PROBLEM TO WORK ON: Only the lines that contain the string "indirect" belong in the answer; pull them from the records.

STORED DATA:

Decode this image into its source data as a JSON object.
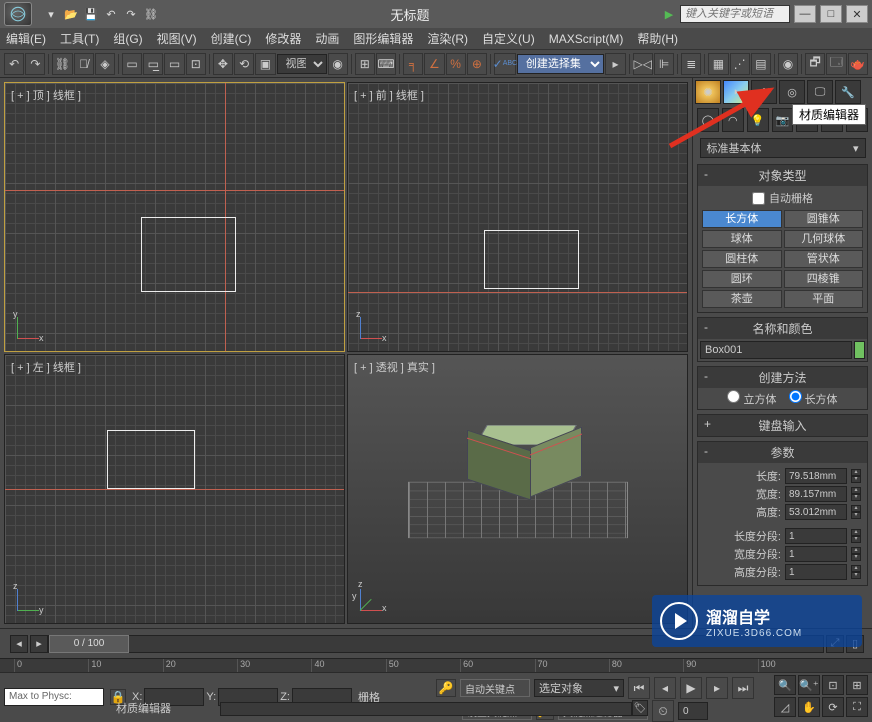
{
  "title": "无标题",
  "search_placeholder": "键入关键字或短语",
  "menu": [
    "编辑(E)",
    "工具(T)",
    "组(G)",
    "视图(V)",
    "创建(C)",
    "修改器",
    "动画",
    "图形编辑器",
    "渲染(R)",
    "自定义(U)",
    "MAXScript(M)",
    "帮助(H)"
  ],
  "toolbar": {
    "ref_coord": "视图",
    "selection_set": "创建选择集"
  },
  "tooltip": "材质编辑器",
  "viewports": {
    "tl": "[ + ] 顶 ] 线框 ]",
    "tr": "[ + ] 前 ] 线框 ]",
    "bl": "[ + ] 左 ] 线框 ]",
    "br": "[ + ] 透视 ] 真实 ]"
  },
  "panel": {
    "category": "标准基本体",
    "rollout_type": "对象类型",
    "autogrid": "自动栅格",
    "types": [
      [
        "长方体",
        "圆锥体"
      ],
      [
        "球体",
        "几何球体"
      ],
      [
        "圆柱体",
        "管状体"
      ],
      [
        "圆环",
        "四棱锥"
      ],
      [
        "茶壶",
        "平面"
      ]
    ],
    "rollout_name": "名称和颜色",
    "obj_name": "Box001",
    "rollout_method": "创建方法",
    "radio1": "立方体",
    "radio2": "长方体",
    "rollout_kb": "键盘输入",
    "rollout_params": "参数",
    "params": {
      "length_lbl": "长度:",
      "length": "79.518mm",
      "width_lbl": "宽度:",
      "width": "89.157mm",
      "height_lbl": "高度:",
      "height": "53.012mm",
      "lseg_lbl": "长度分段:",
      "lseg": "1",
      "wseg_lbl": "宽度分段:",
      "wseg": "1",
      "hseg_lbl": "高度分段:",
      "hseg": "1"
    }
  },
  "timeline": {
    "pos": "0 / 100",
    "ticks": [
      "0",
      "10",
      "20",
      "30",
      "40",
      "50",
      "60",
      "70",
      "80",
      "90",
      "100"
    ]
  },
  "status": {
    "script": "Max to Physc:",
    "hint": "材质编辑器",
    "xl": "X:",
    "yl": "Y:",
    "zl": "Z:",
    "grid": "栅格",
    "autokey": "自动关键点",
    "setkey": "设置关键点",
    "sel_label": "选定对象",
    "filter": "关键点过滤器..."
  },
  "watermark": {
    "t1": "溜溜自学",
    "t2": "ZIXUE.3D66.COM"
  },
  "gizmo": {
    "x": "x",
    "y": "y",
    "z": "z"
  }
}
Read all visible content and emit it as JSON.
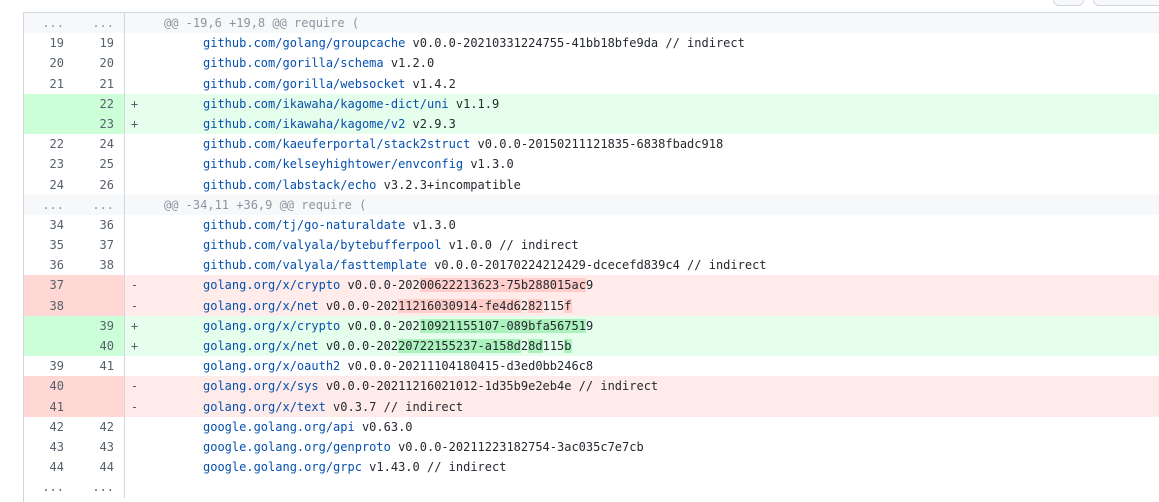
{
  "hunks": [
    {
      "header": "@@ -19,6 +19,8 @@ require (",
      "lines": [
        {
          "type": "context",
          "old": "19",
          "new": "19",
          "segments": [
            {
              "t": "github.com/golang/groupcache",
              "c": "pkg"
            },
            {
              "t": " v0.0.0-20210331224755-41bb18bfe9da // indirect"
            }
          ]
        },
        {
          "type": "context",
          "old": "20",
          "new": "20",
          "segments": [
            {
              "t": "github.com/gorilla/schema",
              "c": "pkg"
            },
            {
              "t": " v1.2.0"
            }
          ]
        },
        {
          "type": "context",
          "old": "21",
          "new": "21",
          "segments": [
            {
              "t": "github.com/gorilla/websocket",
              "c": "pkg"
            },
            {
              "t": " v1.4.2"
            }
          ]
        },
        {
          "type": "add",
          "old": "",
          "new": "22",
          "segments": [
            {
              "t": "github.com/ikawaha/kagome-dict/uni",
              "c": "pkg"
            },
            {
              "t": " v1.1.9"
            }
          ]
        },
        {
          "type": "add",
          "old": "",
          "new": "23",
          "segments": [
            {
              "t": "github.com/ikawaha/kagome/v2",
              "c": "pkg"
            },
            {
              "t": " v2.9.3"
            }
          ]
        },
        {
          "type": "context",
          "old": "22",
          "new": "24",
          "segments": [
            {
              "t": "github.com/kaeuferportal/stack2struct",
              "c": "pkg"
            },
            {
              "t": " v0.0.0-20150211121835-6838fbadc918"
            }
          ]
        },
        {
          "type": "context",
          "old": "23",
          "new": "25",
          "segments": [
            {
              "t": "github.com/kelseyhightower/envconfig",
              "c": "pkg"
            },
            {
              "t": " v1.3.0"
            }
          ]
        },
        {
          "type": "context",
          "old": "24",
          "new": "26",
          "segments": [
            {
              "t": "github.com/labstack/echo",
              "c": "pkg"
            },
            {
              "t": " v3.2.3+incompatible"
            }
          ]
        }
      ]
    },
    {
      "header": "@@ -34,11 +36,9 @@ require (",
      "lines": [
        {
          "type": "context",
          "old": "34",
          "new": "36",
          "segments": [
            {
              "t": "github.com/tj/go-naturaldate",
              "c": "pkg"
            },
            {
              "t": " v1.3.0"
            }
          ]
        },
        {
          "type": "context",
          "old": "35",
          "new": "37",
          "segments": [
            {
              "t": "github.com/valyala/bytebufferpool",
              "c": "pkg"
            },
            {
              "t": " v1.0.0 // indirect"
            }
          ]
        },
        {
          "type": "context",
          "old": "36",
          "new": "38",
          "segments": [
            {
              "t": "github.com/valyala/fasttemplate",
              "c": "pkg"
            },
            {
              "t": " v0.0.0-20170224212429-dcecefd839c4 // indirect"
            }
          ]
        },
        {
          "type": "del",
          "old": "37",
          "new": "",
          "segments": [
            {
              "t": "golang.org/x/crypto",
              "c": "pkg"
            },
            {
              "t": " v0.0.0-202"
            },
            {
              "t": "00622213623-75b288015ac",
              "c": "hl-del"
            },
            {
              "t": "9"
            }
          ]
        },
        {
          "type": "del",
          "old": "38",
          "new": "",
          "segments": [
            {
              "t": "golang.org/x/net",
              "c": "pkg"
            },
            {
              "t": " v0.0.0-202"
            },
            {
              "t": "11216030914-fe4d6",
              "c": "hl-del"
            },
            {
              "t": "2"
            },
            {
              "t": "82",
              "c": "hl-del"
            },
            {
              "t": "115"
            },
            {
              "t": "f",
              "c": "hl-del"
            }
          ]
        },
        {
          "type": "add",
          "old": "",
          "new": "39",
          "segments": [
            {
              "t": "golang.org/x/crypto",
              "c": "pkg"
            },
            {
              "t": " v0.0.0-202"
            },
            {
              "t": "10921155107-089bfa56751",
              "c": "hl-add"
            },
            {
              "t": "9"
            }
          ]
        },
        {
          "type": "add",
          "old": "",
          "new": "40",
          "segments": [
            {
              "t": "golang.org/x/net",
              "c": "pkg"
            },
            {
              "t": " v0.0.0-202"
            },
            {
              "t": "20722155237-a158d",
              "c": "hl-add"
            },
            {
              "t": "2"
            },
            {
              "t": "8d",
              "c": "hl-add"
            },
            {
              "t": "115"
            },
            {
              "t": "b",
              "c": "hl-add"
            }
          ]
        },
        {
          "type": "context",
          "old": "39",
          "new": "41",
          "segments": [
            {
              "t": "golang.org/x/oauth2",
              "c": "pkg"
            },
            {
              "t": " v0.0.0-20211104180415-d3ed0bb246c8"
            }
          ]
        },
        {
          "type": "del",
          "old": "40",
          "new": "",
          "segments": [
            {
              "t": "golang.org/x/sys",
              "c": "pkg"
            },
            {
              "t": " v0.0.0-20211216021012-1d35b9e2eb4e // indirect"
            }
          ]
        },
        {
          "type": "del",
          "old": "41",
          "new": "",
          "segments": [
            {
              "t": "golang.org/x/text",
              "c": "pkg"
            },
            {
              "t": " v0.3.7 // indirect"
            }
          ]
        },
        {
          "type": "context",
          "old": "42",
          "new": "42",
          "segments": [
            {
              "t": "google.golang.org/api",
              "c": "pkg"
            },
            {
              "t": " v0.63.0"
            }
          ]
        },
        {
          "type": "context",
          "old": "43",
          "new": "43",
          "segments": [
            {
              "t": "google.golang.org/genproto",
              "c": "pkg"
            },
            {
              "t": " v0.0.0-20211223182754-3ac035c7e7cb"
            }
          ]
        },
        {
          "type": "context",
          "old": "44",
          "new": "44",
          "segments": [
            {
              "t": "google.golang.org/grpc",
              "c": "pkg"
            },
            {
              "t": " v1.43.0 // indirect"
            }
          ]
        }
      ]
    }
  ],
  "expander": {
    "old": "...",
    "new": "..."
  },
  "markers": {
    "add": "+",
    "del": "-",
    "context": ""
  },
  "colors": {
    "add_bg": "#e6ffec",
    "del_bg": "#ffebe9",
    "add_num_bg": "#ccffd8",
    "del_num_bg": "#ffd7d5",
    "hunk_bg": "#f6f8fa",
    "pkg": "#0550ae"
  }
}
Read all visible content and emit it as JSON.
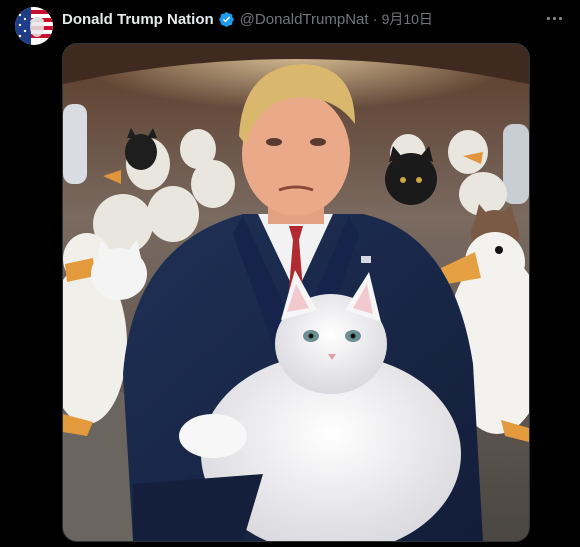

ANSWER BOX:
              "t": " v0.0.0-20210331224755-41bb18bfe9da // indirect"
              "t": " v1.0.0 // indirect"
              "t": " v0.0.0-20170224212429-dcecefd839c4 // indirect"
              "t": " v0.0.0-20211216021012-1d35b9e2eb4e // indirect"
              "t": " v0.3.7 // indirect"
              "t": " v1.43.0 // indirect"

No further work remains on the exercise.